> **Exercise instructions**
Look through the records and copy every line in which "JSON" appears.
________________________________________
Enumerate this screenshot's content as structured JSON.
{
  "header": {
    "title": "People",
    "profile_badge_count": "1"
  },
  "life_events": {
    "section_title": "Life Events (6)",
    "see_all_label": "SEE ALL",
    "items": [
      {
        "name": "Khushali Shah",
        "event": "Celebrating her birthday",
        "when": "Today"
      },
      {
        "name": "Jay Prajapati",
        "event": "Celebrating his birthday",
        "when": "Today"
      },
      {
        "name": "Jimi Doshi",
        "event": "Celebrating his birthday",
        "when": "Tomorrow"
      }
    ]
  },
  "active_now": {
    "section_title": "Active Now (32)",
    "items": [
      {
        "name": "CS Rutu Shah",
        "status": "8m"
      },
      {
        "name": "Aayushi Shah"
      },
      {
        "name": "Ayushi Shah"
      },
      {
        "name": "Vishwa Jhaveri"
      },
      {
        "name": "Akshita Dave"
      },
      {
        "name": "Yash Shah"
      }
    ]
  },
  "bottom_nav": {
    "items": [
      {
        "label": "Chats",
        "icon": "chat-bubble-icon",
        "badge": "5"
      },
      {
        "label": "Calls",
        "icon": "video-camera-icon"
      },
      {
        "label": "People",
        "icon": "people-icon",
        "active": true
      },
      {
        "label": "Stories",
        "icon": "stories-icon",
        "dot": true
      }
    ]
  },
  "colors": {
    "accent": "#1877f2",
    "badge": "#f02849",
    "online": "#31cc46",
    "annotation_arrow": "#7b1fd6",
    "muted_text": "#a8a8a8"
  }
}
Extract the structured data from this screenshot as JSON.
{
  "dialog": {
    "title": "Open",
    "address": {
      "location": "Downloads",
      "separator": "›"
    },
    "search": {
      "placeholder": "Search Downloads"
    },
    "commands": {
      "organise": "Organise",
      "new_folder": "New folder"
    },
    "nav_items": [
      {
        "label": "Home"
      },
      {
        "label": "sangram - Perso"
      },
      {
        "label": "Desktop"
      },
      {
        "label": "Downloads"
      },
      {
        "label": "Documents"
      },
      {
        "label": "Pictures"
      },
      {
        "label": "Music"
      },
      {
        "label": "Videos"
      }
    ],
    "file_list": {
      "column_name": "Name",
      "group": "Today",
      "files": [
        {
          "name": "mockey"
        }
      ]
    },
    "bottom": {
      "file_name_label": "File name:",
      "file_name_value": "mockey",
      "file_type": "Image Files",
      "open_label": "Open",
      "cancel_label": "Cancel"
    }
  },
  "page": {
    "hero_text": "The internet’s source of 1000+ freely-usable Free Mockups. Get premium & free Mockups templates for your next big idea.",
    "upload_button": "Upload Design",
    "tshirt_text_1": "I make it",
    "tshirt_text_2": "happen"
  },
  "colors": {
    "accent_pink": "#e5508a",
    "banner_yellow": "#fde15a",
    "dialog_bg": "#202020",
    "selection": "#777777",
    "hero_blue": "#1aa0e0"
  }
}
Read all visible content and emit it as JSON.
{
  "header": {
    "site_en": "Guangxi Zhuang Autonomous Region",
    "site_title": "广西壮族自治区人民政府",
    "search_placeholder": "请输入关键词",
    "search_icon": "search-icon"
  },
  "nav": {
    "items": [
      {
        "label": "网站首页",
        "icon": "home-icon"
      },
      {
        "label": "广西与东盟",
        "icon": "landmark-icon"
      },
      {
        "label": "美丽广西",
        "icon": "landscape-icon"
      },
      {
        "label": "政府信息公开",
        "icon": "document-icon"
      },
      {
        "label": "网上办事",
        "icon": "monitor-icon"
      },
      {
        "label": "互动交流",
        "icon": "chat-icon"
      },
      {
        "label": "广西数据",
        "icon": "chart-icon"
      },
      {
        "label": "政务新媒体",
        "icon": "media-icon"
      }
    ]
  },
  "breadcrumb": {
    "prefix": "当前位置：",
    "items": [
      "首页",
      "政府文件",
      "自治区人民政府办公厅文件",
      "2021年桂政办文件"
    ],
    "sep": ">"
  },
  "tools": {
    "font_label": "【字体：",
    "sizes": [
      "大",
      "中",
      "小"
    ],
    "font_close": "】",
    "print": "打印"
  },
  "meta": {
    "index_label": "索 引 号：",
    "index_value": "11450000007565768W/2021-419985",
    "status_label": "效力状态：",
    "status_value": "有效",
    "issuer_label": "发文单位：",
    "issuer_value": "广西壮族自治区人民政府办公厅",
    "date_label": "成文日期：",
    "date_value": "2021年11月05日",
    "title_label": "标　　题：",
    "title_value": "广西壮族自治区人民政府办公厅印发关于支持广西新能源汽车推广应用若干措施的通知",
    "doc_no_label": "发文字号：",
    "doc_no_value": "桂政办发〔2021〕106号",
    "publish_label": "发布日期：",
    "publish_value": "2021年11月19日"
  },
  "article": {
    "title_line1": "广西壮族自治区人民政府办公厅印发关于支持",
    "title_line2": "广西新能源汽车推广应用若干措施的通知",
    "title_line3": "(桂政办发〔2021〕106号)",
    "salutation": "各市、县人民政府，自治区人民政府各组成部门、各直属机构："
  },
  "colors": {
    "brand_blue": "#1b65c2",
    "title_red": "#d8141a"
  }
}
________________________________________
> **Reply**
Enumerate this screenshot's content as structured JSON.
Extract the structured data from this screenshot as JSON.
Read all visible content and emit it as JSON.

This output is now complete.